**Given information**
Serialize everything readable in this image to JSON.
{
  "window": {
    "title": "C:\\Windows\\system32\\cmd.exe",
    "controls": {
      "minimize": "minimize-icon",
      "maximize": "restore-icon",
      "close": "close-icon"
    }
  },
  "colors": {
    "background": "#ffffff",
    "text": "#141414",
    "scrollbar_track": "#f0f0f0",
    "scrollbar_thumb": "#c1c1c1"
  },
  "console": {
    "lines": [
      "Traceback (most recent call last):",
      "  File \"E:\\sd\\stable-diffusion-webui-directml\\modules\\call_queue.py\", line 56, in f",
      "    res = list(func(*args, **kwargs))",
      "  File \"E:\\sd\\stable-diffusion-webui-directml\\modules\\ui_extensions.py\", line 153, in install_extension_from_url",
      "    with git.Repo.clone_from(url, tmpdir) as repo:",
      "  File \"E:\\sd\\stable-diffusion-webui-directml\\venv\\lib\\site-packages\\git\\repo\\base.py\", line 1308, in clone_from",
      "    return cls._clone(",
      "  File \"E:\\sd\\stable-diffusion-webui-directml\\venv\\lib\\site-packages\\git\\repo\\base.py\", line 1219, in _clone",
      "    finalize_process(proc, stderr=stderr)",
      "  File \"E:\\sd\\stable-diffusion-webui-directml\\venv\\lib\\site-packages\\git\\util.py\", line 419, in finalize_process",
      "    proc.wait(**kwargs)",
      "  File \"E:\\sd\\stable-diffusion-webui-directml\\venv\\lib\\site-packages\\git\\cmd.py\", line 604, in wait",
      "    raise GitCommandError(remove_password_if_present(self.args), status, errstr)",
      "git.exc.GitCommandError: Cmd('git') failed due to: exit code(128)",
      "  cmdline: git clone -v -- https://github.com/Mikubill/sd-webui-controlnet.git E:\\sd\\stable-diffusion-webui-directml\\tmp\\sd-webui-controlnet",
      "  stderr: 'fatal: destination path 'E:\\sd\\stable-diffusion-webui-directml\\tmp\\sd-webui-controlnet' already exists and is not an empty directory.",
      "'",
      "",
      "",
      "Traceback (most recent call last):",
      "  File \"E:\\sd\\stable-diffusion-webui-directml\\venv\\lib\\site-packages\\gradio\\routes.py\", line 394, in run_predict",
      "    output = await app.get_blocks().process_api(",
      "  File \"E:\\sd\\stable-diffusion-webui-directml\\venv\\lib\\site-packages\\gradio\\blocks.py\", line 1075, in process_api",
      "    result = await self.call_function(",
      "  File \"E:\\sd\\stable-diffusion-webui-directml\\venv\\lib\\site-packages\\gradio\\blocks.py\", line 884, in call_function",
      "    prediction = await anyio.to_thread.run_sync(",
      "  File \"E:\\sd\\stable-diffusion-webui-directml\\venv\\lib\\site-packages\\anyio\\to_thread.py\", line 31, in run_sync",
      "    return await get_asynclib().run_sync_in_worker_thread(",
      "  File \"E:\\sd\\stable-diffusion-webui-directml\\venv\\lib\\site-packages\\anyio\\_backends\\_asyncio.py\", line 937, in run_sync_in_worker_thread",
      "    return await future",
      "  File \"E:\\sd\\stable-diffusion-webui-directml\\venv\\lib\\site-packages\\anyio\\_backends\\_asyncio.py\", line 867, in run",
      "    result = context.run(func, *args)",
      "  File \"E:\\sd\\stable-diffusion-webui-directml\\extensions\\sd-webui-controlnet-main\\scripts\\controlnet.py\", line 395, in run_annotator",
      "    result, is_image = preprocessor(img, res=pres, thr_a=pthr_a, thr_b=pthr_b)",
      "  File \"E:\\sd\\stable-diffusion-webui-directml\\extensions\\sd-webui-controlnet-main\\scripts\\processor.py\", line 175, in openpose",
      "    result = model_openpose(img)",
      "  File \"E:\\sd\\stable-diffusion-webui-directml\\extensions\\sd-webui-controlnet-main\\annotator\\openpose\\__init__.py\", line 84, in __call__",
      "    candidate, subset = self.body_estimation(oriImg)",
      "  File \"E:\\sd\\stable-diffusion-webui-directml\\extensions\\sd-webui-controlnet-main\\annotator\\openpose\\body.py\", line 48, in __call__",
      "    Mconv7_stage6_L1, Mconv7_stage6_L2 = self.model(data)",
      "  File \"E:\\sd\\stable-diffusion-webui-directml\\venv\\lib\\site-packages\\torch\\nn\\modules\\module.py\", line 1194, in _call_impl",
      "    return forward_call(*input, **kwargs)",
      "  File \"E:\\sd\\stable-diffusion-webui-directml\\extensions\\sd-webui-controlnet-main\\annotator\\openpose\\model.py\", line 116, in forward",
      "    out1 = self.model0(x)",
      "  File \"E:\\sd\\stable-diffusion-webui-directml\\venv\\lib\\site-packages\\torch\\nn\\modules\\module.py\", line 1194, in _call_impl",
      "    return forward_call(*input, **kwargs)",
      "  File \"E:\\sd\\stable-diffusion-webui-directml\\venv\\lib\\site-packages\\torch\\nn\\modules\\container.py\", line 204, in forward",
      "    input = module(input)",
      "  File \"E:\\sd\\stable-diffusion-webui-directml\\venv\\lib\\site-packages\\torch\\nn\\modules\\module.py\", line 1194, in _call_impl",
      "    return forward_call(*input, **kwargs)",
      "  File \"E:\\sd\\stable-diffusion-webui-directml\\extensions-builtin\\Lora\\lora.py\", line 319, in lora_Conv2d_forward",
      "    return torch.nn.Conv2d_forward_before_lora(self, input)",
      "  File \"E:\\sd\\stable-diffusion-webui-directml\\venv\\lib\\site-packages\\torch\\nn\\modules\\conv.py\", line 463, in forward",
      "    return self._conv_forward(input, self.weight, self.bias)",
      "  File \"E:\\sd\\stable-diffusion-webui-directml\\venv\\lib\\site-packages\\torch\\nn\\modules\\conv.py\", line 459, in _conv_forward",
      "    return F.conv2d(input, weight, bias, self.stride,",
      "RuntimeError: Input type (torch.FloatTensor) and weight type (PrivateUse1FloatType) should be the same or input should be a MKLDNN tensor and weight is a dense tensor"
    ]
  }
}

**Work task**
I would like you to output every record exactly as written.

**Response area**
Serialize everything readable in this image to JSON.
{
  "window": {
    "title": "C:\\Windows\\system32\\cmd.exe",
    "controls": {
      "minimize": "minimize-icon",
      "maximize": "restore-icon",
      "close": "close-icon"
    }
  },
  "colors": {
    "background": "#ffffff",
    "text": "#141414",
    "scrollbar_track": "#f0f0f0",
    "scrollbar_thumb": "#c1c1c1"
  },
  "console": {
    "lines": [
      "Traceback (most recent call last):",
      "  File \"E:\\sd\\stable-diffusion-webui-directml\\modules\\call_queue.py\", line 56, in f",
      "    res = list(func(*args, **kwargs))",
      "  File \"E:\\sd\\stable-diffusion-webui-directml\\modules\\ui_extensions.py\", line 153, in install_extension_from_url",
      "    with git.Repo.clone_from(url, tmpdir) as repo:",
      "  File \"E:\\sd\\stable-diffusion-webui-directml\\venv\\lib\\site-packages\\git\\repo\\base.py\", line 1308, in clone_from",
      "    return cls._clone(",
      "  File \"E:\\sd\\stable-diffusion-webui-directml\\venv\\lib\\site-packages\\git\\repo\\base.py\", line 1219, in _clone",
      "    finalize_process(proc, stderr=stderr)",
      "  File \"E:\\sd\\stable-diffusion-webui-directml\\venv\\lib\\site-packages\\git\\util.py\", line 419, in finalize_process",
      "    proc.wait(**kwargs)",
      "  File \"E:\\sd\\stable-diffusion-webui-directml\\venv\\lib\\site-packages\\git\\cmd.py\", line 604, in wait",
      "    raise GitCommandError(remove_password_if_present(self.args), status, errstr)",
      "git.exc.GitCommandError: Cmd('git') failed due to: exit code(128)",
      "  cmdline: git clone -v -- https://github.com/Mikubill/sd-webui-controlnet.git E:\\sd\\stable-diffusion-webui-directml\\tmp\\sd-webui-controlnet",
      "  stderr: 'fatal: destination path 'E:\\sd\\stable-diffusion-webui-directml\\tmp\\sd-webui-controlnet' already exists and is not an empty directory.",
      "'",
      "",
      "",
      "Traceback (most recent call last):",
      "  File \"E:\\sd\\stable-diffusion-webui-directml\\venv\\lib\\site-packages\\gradio\\routes.py\", line 394, in run_predict",
      "    output = await app.get_blocks().process_api(",
      "  File \"E:\\sd\\stable-diffusion-webui-directml\\venv\\lib\\site-packages\\gradio\\blocks.py\", line 1075, in process_api",
      "    result = await self.call_function(",
      "  File \"E:\\sd\\stable-diffusion-webui-directml\\venv\\lib\\site-packages\\gradio\\blocks.py\", line 884, in call_function",
      "    prediction = await anyio.to_thread.run_sync(",
      "  File \"E:\\sd\\stable-diffusion-webui-directml\\venv\\lib\\site-packages\\anyio\\to_thread.py\", line 31, in run_sync",
      "    return await get_asynclib().run_sync_in_worker_thread(",
      "  File \"E:\\sd\\stable-diffusion-webui-directml\\venv\\lib\\site-packages\\anyio\\_backends\\_asyncio.py\", line 937, in run_sync_in_worker_thread",
      "    return await future",
      "  File \"E:\\sd\\stable-diffusion-webui-directml\\venv\\lib\\site-packages\\anyio\\_backends\\_asyncio.py\", line 867, in run",
      "    result = context.run(func, *args)",
      "  File \"E:\\sd\\stable-diffusion-webui-directml\\extensions\\sd-webui-controlnet-main\\scripts\\controlnet.py\", line 395, in run_annotator",
      "    result, is_image = preprocessor(img, res=pres, thr_a=pthr_a, thr_b=pthr_b)",
      "  File \"E:\\sd\\stable-diffusion-webui-directml\\extensions\\sd-webui-controlnet-main\\scripts\\processor.py\", line 175, in openpose",
      "    result = model_openpose(img)",
      "  File \"E:\\sd\\stable-diffusion-webui-directml\\extensions\\sd-webui-controlnet-main\\annotator\\openpose\\__init__.py\", line 84, in __call__",
      "    candidate, subset = self.body_estimation(oriImg)",
      "  File \"E:\\sd\\stable-diffusion-webui-directml\\extensions\\sd-webui-controlnet-main\\annotator\\openpose\\body.py\", line 48, in __call__",
      "    Mconv7_stage6_L1, Mconv7_stage6_L2 = self.model(data)",
      "  File \"E:\\sd\\stable-diffusion-webui-directml\\venv\\lib\\site-packages\\torch\\nn\\modules\\module.py\", line 1194, in _call_impl",
      "    return forward_call(*input, **kwargs)",
      "  File \"E:\\sd\\stable-diffusion-webui-directml\\extensions\\sd-webui-controlnet-main\\annotator\\openpose\\model.py\", line 116, in forward",
      "    out1 = self.model0(x)",
      "  File \"E:\\sd\\stable-diffusion-webui-directml\\venv\\lib\\site-packages\\torch\\nn\\modules\\module.py\", line 1194, in _call_impl",
      "    return forward_call(*input, **kwargs)",
      "  File \"E:\\sd\\stable-diffusion-webui-directml\\venv\\lib\\site-packages\\torch\\nn\\modules\\container.py\", line 204, in forward",
      "    input = module(input)",
      "  File \"E:\\sd\\stable-diffusion-webui-directml\\venv\\lib\\site-packages\\torch\\nn\\modules\\module.py\", line 1194, in _call_impl",
      "    return forward_call(*input, **kwargs)",
      "  File \"E:\\sd\\stable-diffusion-webui-directml\\extensions-builtin\\Lora\\lora.py\", line 319, in lora_Conv2d_forward",
      "    return torch.nn.Conv2d_forward_before_lora(self, input)",
      "  File \"E:\\sd\\stable-diffusion-webui-directml\\venv\\lib\\site-packages\\torch\\nn\\modules\\conv.py\", line 463, in forward",
      "    return self._conv_forward(input, self.weight, self.bias)",
      "  File \"E:\\sd\\stable-diffusion-webui-directml\\venv\\lib\\site-packages\\torch\\nn\\modules\\conv.py\", line 459, in _conv_forward",
      "    return F.conv2d(input, weight, bias, self.stride,",
      "RuntimeError: Input type (torch.FloatTensor) and weight type (PrivateUse1FloatType) should be the same or input should be a MKLDNN tensor and weight is a dense tensor"
    ]
  }
}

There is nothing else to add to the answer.